He was born in Gagetown, New Brunswick, the son of Alexander Montgomery who came there from Stamford, Connecticut after the American Revolution. In 1798, the family moved to York in Upper Canada. Montgomery served on the Niagara frontier during the War of 1812 and fought in the Battle of Queenston Heights. He operated a number of taverns in the York area, including The Bird in the Hand at Yonge Street and Finch Avenue, in 1828.[1][2] He leased this inn out in 1830, and that year began building Montgomery's Tavern further south on Yonge Street. Montgomery was also a road commissioner for York County and a director for the Mutual Insurance Company.

Sympathetic with the concerns of the Reformers, Montgomery helped send William Lyon Mackenzie to England in 1832 to present petitions to the British Colonial Office. He also helped found the Bank of the People in 1836. Although he signed a declaration of Toronto Reformers and joined a vigilance committee formed as a result in July 1837, Montgomery did not advocate open rebellion. In December, he was informed that his tavern would be the rebel base; Montgomery was to serve as commissary. John Linfoot, who had leased the tavern and would take possession in February 1838, had already moved in at the time and Montgomery was in the process of moving out. On December 7, on the orders of Francis Bond Head, the tavern was burned and Montgomery was arrested and charged with high treason. He was sentenced to be executed but his sentence was reduced and he was sent to Fort Henry to await exile to Tasmania. He escaped to Rochester, New York, where he became president of an association for Canadian refugees.

After receiving a pardon, Montgomery returned to Toronto in 1843. He rebuilt a new tavern on the site of the old one and continued to operate a number of taverns in Toronto.

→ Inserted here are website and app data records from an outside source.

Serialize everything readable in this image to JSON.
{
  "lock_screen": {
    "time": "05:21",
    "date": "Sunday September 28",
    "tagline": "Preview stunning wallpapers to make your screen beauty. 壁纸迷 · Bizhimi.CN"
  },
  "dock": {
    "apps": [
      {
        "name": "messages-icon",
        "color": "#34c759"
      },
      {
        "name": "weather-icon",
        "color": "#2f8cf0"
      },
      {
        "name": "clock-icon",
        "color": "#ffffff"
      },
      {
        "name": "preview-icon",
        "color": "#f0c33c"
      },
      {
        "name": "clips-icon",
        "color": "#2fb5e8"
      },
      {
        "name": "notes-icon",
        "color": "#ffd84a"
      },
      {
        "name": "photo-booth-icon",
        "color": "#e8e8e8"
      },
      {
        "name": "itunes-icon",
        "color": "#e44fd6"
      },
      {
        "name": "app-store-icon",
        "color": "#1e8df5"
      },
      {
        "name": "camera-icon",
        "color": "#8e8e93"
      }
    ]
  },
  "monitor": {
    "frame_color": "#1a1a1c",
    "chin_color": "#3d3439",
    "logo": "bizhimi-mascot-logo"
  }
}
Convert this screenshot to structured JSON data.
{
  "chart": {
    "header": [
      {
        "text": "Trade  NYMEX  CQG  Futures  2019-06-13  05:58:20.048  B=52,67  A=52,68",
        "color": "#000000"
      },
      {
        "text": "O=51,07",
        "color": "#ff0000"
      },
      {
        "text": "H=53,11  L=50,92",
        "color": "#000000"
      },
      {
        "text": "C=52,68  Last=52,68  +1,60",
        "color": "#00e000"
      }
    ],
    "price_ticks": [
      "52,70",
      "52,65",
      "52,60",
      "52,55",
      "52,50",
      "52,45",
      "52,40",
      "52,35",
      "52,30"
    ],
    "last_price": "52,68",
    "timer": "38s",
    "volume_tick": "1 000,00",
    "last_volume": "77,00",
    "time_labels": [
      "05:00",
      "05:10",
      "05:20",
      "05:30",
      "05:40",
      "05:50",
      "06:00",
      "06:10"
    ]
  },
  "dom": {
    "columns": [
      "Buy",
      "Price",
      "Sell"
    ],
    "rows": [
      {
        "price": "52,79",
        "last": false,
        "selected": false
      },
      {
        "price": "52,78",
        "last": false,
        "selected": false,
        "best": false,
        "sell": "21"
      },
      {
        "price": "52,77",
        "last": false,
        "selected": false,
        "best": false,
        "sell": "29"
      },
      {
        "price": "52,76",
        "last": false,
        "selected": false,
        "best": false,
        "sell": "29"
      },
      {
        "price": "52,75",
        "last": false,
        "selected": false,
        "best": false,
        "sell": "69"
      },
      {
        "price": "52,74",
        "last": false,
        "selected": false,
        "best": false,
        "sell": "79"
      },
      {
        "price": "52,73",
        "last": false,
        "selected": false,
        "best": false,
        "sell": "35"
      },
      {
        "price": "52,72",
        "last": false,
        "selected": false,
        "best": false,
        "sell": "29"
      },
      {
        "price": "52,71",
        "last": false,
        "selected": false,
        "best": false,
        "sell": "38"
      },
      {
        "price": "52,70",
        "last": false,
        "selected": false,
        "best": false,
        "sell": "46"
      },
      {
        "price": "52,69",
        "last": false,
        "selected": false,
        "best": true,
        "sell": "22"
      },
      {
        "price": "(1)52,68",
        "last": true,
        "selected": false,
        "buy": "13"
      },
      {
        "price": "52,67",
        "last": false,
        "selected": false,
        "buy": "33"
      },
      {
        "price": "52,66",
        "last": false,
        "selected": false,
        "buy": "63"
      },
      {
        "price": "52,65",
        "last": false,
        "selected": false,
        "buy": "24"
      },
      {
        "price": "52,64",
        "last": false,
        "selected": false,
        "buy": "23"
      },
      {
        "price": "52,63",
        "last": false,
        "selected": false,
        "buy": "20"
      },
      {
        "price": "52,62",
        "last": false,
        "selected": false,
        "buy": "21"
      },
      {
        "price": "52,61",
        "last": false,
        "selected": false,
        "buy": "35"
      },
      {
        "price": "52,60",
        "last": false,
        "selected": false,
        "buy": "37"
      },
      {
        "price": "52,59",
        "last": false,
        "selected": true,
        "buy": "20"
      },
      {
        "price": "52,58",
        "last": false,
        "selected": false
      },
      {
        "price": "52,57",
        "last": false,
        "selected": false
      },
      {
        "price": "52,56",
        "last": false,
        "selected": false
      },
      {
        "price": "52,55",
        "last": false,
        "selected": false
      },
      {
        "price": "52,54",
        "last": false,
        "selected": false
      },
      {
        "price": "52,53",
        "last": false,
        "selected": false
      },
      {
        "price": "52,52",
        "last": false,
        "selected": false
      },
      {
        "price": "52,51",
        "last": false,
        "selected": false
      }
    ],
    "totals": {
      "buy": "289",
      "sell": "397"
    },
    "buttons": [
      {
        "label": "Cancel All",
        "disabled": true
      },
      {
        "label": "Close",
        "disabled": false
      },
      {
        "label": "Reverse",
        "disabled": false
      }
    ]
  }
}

He also operated a hotel at the north-east corner of Church Street and Colborne Street for over three years after his return.[3] Montgomery moved to Markham Township in 1871 and served as postmaster there. In 1873, he received $3000 in compensation for the loss of his tavern. He died in Barrie.[4]

Now the location of a post office, the site of Montgomery's Tavern was designated a National Historic Site of Canada in 1925.[5][6]


  1. ^ Finch historical plaque
  2. ^ Guillet, Edwin C. (1972). "John Montgomery". Dictionary of Canadian Biography Online. Retrieved 2011-02-11. 
  3. ^ Peppiatt, Liam. "Chapter 26: Robert Beard’s Hotel". Robertson's Landmarks of Toronto Revisited. 
  4. ^ Guillet, Edwin C. (1972). "John Montgomery". Dictionary of Canadian Biography Online. Retrieved 2011-01-13. 
  5. ^ Montgomery's Tavern, Directory of Designations of National Historic Significance of Canada
  6. ^ Montgomery's Tavern. Canadian Register of Historic Places.